Scott Pritchard | Principal
I have a confession to make. I have a friend who is a broker. There, I feel better getting that off my chest.
Aside from having built a very profitable book of business by the sheer force of his personality and some very aggressive sales tactics, along with jumping from one brokerage house to another for a hefty payday, he’s actually a good guy.
I recently ran into him at a holiday party and he blurted out the following:
“You know, John Smith (the CFO of one of my 401(k) clients; not his real name, by the way) paid you a great compliment recently.
He said that they chose to go with you for their 401(k) plan because you were the only advisor who came in, asked questions and actually listened to their goals for the plan.
John said everyone else came in pitching their product and bragging about how great they were.
You know, I’ve shared that with our team and we’re really going to try to listen more and talk less…”
I tried to be gracious and just said “Thanks for sharing that”, but I couldn’t help but think to myself “Really? They don’t teach that on the first day of “Broker School”?”
But in reflecting back on it later, I was reminded of just how different the Registered Investment Advisor (RIA) business model is when compared to the brokerage firm model. As an RIA, I am legally obligated to put my clients’ interests ahead of my own.
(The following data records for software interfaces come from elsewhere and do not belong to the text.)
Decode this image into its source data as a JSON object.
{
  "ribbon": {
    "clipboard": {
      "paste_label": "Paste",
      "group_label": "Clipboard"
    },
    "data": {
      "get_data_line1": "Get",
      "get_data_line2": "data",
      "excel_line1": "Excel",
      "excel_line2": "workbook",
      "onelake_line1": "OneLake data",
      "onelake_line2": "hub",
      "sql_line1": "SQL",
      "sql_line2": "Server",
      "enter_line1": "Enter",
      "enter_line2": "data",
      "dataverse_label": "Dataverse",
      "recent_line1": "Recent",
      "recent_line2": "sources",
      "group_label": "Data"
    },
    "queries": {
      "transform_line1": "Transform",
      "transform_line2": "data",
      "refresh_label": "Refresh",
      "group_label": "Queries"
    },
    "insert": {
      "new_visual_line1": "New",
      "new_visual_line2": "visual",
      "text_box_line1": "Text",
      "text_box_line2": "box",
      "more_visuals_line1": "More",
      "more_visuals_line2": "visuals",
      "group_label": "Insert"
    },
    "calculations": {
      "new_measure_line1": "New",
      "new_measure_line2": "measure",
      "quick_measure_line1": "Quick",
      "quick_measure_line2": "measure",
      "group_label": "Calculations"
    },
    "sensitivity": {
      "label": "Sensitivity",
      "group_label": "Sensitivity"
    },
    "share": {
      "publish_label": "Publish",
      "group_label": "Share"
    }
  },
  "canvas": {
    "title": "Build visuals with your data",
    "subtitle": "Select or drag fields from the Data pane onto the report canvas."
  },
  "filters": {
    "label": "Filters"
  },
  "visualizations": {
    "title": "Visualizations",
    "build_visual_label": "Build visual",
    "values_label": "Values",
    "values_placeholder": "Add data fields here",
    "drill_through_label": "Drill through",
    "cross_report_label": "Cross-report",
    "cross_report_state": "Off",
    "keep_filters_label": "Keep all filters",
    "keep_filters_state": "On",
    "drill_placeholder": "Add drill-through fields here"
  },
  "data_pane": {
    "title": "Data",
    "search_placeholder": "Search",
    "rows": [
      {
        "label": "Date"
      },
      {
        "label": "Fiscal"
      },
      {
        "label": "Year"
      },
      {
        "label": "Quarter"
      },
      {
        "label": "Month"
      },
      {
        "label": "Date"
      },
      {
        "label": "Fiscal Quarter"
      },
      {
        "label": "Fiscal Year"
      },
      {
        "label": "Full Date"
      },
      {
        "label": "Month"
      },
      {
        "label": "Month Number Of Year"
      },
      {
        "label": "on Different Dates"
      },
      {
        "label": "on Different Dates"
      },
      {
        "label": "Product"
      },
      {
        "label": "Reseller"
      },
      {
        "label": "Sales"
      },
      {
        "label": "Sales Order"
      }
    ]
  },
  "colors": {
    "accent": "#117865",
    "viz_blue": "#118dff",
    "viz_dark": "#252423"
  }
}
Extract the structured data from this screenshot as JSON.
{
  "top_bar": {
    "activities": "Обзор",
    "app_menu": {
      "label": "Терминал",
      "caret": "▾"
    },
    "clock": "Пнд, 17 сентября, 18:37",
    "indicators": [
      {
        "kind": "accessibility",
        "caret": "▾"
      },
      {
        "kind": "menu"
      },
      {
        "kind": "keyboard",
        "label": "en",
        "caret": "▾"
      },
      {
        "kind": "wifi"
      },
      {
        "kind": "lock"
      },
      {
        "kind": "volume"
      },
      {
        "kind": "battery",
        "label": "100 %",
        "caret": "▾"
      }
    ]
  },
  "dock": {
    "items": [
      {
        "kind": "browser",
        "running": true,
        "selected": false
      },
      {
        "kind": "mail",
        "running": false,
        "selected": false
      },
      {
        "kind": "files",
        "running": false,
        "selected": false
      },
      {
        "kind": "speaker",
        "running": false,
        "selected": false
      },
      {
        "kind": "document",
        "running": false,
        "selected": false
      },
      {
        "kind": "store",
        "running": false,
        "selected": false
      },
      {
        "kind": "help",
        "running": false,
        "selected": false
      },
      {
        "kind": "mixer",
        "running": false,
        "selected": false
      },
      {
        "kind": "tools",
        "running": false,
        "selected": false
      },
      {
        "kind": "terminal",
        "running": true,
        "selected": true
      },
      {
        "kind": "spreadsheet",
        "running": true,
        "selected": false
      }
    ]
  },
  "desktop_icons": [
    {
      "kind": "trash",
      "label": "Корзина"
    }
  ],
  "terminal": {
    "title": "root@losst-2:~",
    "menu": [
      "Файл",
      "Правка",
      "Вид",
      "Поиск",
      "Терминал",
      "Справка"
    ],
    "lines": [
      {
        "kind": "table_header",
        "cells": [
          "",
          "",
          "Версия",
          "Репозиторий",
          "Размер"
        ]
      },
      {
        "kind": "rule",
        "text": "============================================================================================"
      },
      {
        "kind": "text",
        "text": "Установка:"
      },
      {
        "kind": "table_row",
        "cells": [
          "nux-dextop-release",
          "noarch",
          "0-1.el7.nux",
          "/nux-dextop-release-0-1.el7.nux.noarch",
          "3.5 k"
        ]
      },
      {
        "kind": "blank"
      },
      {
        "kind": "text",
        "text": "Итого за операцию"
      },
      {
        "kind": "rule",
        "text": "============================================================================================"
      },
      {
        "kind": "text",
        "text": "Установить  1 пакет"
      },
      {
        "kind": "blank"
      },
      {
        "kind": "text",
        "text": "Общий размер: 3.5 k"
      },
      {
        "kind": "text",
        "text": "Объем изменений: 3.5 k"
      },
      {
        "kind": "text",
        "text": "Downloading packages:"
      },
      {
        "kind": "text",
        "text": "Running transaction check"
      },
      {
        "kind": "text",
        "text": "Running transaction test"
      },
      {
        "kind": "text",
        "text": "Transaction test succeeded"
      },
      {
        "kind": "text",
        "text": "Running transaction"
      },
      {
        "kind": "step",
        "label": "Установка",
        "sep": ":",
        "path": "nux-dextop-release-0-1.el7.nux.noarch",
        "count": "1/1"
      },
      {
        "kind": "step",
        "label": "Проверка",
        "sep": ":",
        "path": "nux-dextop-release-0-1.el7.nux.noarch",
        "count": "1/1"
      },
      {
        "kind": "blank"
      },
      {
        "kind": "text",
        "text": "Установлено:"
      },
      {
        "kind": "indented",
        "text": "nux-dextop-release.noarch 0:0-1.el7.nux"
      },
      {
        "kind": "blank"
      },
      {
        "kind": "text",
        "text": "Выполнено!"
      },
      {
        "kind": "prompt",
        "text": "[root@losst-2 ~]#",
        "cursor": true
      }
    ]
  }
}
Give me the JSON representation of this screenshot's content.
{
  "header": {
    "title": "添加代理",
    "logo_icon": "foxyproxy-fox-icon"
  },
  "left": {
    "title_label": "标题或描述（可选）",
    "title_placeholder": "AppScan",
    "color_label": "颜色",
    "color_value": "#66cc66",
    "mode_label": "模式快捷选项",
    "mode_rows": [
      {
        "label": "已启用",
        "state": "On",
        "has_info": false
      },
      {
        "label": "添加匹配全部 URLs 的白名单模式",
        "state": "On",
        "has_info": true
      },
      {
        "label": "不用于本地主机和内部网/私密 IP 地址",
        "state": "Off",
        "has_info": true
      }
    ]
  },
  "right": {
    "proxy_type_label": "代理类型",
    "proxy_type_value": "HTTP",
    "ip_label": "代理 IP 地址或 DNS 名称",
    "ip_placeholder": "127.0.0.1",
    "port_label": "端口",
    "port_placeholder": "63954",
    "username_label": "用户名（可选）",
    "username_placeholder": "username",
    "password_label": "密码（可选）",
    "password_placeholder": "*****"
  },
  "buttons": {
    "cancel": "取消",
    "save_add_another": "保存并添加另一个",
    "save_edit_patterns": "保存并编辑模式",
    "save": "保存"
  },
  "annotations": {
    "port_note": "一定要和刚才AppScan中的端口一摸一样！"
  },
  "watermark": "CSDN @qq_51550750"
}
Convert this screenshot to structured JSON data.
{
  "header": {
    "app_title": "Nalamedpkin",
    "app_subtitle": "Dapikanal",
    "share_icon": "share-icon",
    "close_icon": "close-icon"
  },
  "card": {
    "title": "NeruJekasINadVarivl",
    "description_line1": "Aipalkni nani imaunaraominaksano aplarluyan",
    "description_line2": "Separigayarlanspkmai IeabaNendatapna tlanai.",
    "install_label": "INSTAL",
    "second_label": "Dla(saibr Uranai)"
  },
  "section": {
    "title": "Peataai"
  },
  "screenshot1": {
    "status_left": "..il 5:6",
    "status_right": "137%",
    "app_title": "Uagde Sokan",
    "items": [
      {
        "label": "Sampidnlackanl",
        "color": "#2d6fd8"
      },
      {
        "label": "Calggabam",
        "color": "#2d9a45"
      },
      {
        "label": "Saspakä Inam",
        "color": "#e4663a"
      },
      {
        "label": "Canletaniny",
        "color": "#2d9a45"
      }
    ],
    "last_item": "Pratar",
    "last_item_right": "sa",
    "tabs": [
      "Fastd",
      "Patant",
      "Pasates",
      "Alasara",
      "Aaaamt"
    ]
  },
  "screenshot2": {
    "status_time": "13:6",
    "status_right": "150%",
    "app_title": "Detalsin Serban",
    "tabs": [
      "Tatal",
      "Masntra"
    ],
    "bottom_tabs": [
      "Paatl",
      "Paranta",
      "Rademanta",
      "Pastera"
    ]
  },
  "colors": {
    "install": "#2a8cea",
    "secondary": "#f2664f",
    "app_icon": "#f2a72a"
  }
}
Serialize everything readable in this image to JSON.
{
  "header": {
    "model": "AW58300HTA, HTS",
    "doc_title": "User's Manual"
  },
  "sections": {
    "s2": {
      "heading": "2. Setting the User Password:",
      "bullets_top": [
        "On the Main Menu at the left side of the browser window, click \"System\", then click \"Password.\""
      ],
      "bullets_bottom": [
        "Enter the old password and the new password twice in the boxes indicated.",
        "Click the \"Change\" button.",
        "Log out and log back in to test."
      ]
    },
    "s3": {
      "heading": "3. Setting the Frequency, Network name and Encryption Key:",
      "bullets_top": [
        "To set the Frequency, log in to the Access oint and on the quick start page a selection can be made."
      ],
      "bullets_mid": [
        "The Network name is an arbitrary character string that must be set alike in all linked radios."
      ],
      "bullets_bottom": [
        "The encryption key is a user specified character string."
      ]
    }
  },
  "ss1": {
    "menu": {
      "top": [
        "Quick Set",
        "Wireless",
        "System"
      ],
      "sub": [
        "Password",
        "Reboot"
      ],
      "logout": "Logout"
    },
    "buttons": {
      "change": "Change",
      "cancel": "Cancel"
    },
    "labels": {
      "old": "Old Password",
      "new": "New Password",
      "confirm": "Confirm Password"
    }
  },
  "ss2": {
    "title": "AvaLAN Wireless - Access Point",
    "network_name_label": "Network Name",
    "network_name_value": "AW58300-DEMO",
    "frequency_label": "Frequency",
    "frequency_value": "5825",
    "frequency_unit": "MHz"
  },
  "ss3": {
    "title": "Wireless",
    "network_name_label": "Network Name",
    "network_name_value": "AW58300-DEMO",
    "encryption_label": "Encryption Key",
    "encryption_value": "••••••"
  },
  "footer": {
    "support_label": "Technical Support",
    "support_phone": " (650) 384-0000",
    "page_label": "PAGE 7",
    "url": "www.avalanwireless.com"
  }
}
Brokers aren’t held to that same fiduciary standard.
Knowing that the brokerage business model is based on selling product, not on meeting clients’ needs, maybe I shouldn’t have been so surprised that actually listening to a client seemed like such a novel idea to my friend, the broker.